So, here is a related but slightly tangential quesiton. Why haven't mobile devices streamlined web design again? The tiny, underpowered mobile sites were cute when screen sizes were small and data moved slower. But now that we have tablets and smart phones with 4.5 inch screens, people are viewing the full internet on mobile devices again. Some sites have tablet specific versions and I often like them more than their full design.
You'd think optimizing your page for tablets one way or the other would lead to less bloated coding again. But it doesn't seem to have done so.
The blogs and comments posted on EnterpriseEfficiency.com do not reflect the views of TechWeb, EnterpriseEfficiency.com, or its sponsors. EnterpriseEfficiency.com, TechWeb, and its sponsors do not assume responsibility for any comments, claims, or opinions made by authors and bloggers. They are no substitute for your own research and should not be relied upon for trading or any other purpose.
Please join us for the "IT Convergence Strategies: Why, When and How " to learn more about:
• 5 truths about infrastructure convergence today that go beyond the hype
• How to exploit the 4 phases of convergence maximum efficiency and agility
• Key milestones to plan for on the convergence journey
• Why integrated management is a critical component of convergence plans
• The importance of an open, modular approach, such as Dell’s active infrastructure, to building a converged data center
Enterprise Efficiency is looking for engaged readers to moderate the message boards on this site. Engage in high-IQ conversations with IT industry leaders; earn kudos and perks. Interested? E-mail: firstname.lastname@example.org
Dell's Efficiency Modeling Tool The major problem facing the CIO is how to measure the effectiveness of the IT department.
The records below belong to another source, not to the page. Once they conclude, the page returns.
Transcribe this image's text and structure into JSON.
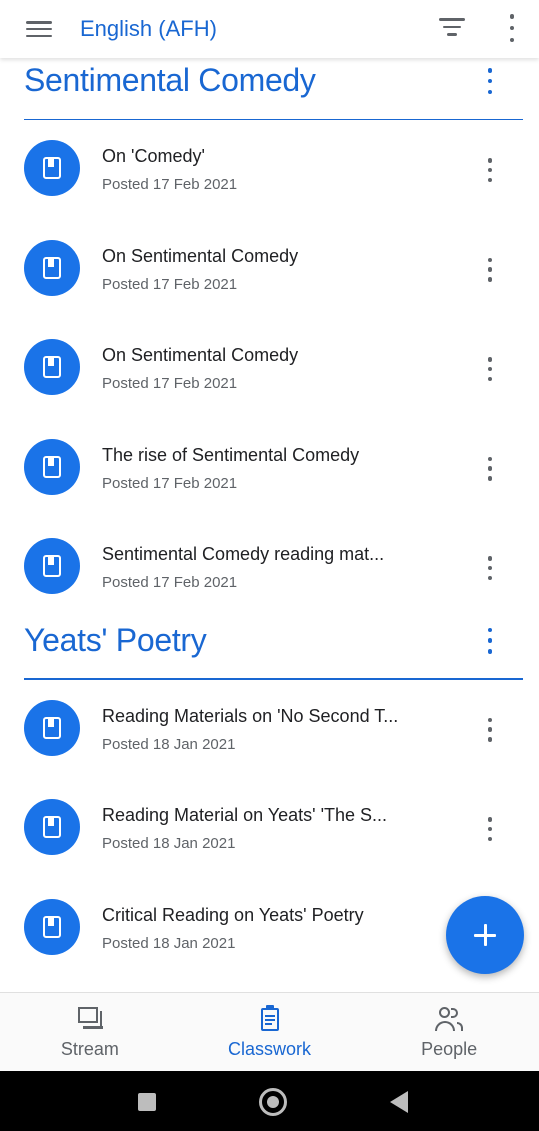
{
  "appbar": {
    "title": "English (AFH)",
    "icons": [
      "menu-icon",
      "filter-icon",
      "more-vert-icon"
    ]
  },
  "topics": [
    {
      "name": "Sentimental Comedy",
      "items": [
        {
          "title": "On 'Comedy'",
          "date": "Posted 17 Feb 2021"
        },
        {
          "title": "On Sentimental Comedy",
          "date": "Posted 17 Feb 2021"
        },
        {
          "title": "On Sentimental Comedy",
          "date": "Posted 17 Feb 2021"
        },
        {
          "title": "The rise of Sentimental Comedy",
          "date": "Posted 17 Feb 2021"
        },
        {
          "title": "Sentimental Comedy reading mat...",
          "date": "Posted 17 Feb 2021"
        }
      ]
    },
    {
      "name": "Yeats' Poetry",
      "items": [
        {
          "title": "Reading Materials on 'No Second T...",
          "date": "Posted 18 Jan 2021"
        },
        {
          "title": "Reading Material on Yeats' 'The  S...",
          "date": "Posted 18 Jan 2021"
        },
        {
          "title": "Critical Reading on Yeats' Poetry",
          "date": "Posted 18 Jan 2021"
        }
      ]
    }
  ],
  "fab": {
    "icon": "plus-icon"
  },
  "bottom_nav": {
    "active": "Classwork",
    "items": [
      {
        "label": "Stream",
        "icon": "stream-icon"
      },
      {
        "label": "Classwork",
        "icon": "classwork-icon"
      },
      {
        "label": "People",
        "icon": "people-icon"
      }
    ]
  },
  "colors": {
    "accent": "#1967d2",
    "fab": "#1a73e8",
    "text_primary": "#202124",
    "text_secondary": "#5f6368"
  }
}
Learn how Dell’s Efficiency Modeling Tool gives the CIO two clear, powerful numbers: Efficiency Quotient and Impact Quotient. These numbers can be transforma¬tive not only to the department, but to the entire enterprise. Read the full report
Now that TGen has broken new ground in genomic research by using Dell's storage, cloud, and high-performance computing solutions, the company discusses what will come next for it and for personalized medicine.
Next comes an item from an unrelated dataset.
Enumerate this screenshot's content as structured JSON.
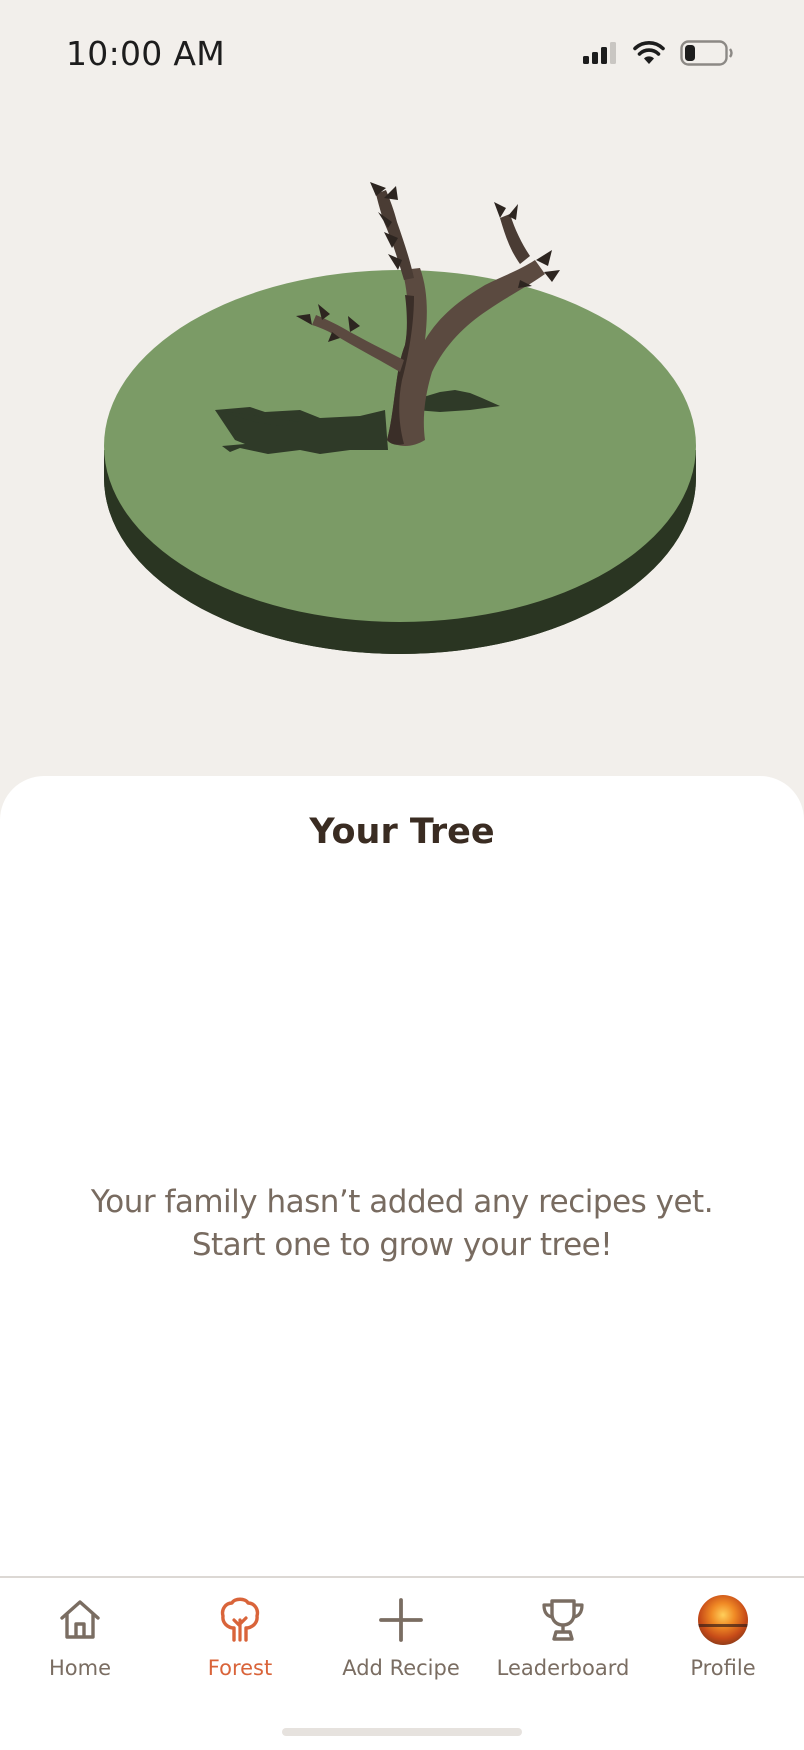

The Translational Genomics Research Institute wanted to save lives, but its efforts were hobbled by immense computing challenges related to collecting, processing, sharing, and storing enormous amounts of data.
VMware has a new solution to the MDM problem, two virtual phones inside a real phone, at least for Android phones. Currently limited to two models, the idea could expand and provide a way of letting companies harmonize their need to manage corporate use of phones while preserving BYOD.
There's a lot of hype about virtualization of networks, NaaS, and SDN, but there's a couple of proven applications that enterprises could adopt right now and potentially save money and improve operations.
Skype/Outlook UC integration means we're going to have competition and fragmentation of UC client architectures, but is that bad? Modern devices can support IM, email, voice, and video clients, so maybe it's the back end of UC we need to be worried about.
Workers are now used to portable device support throughout their everyday lives. We should be looking at the policy of providing fixed-desk devices to support stationary workers. Could portable support be smarter?
Input devices run the gamut, from the humble Missile Command-style trackball to advanced speech recognition. Unfortunately, these input devices can be used for evil as well as good. Case in point: mobile ads that want you to talk to them.
Enterprises want three things in storage systems: First is some speech-recognition way of capturing videoconference data for indexing; second is semantic/AI analysis of emails and IM for content indexing; third is a better system for managing hierarchical layers of storage.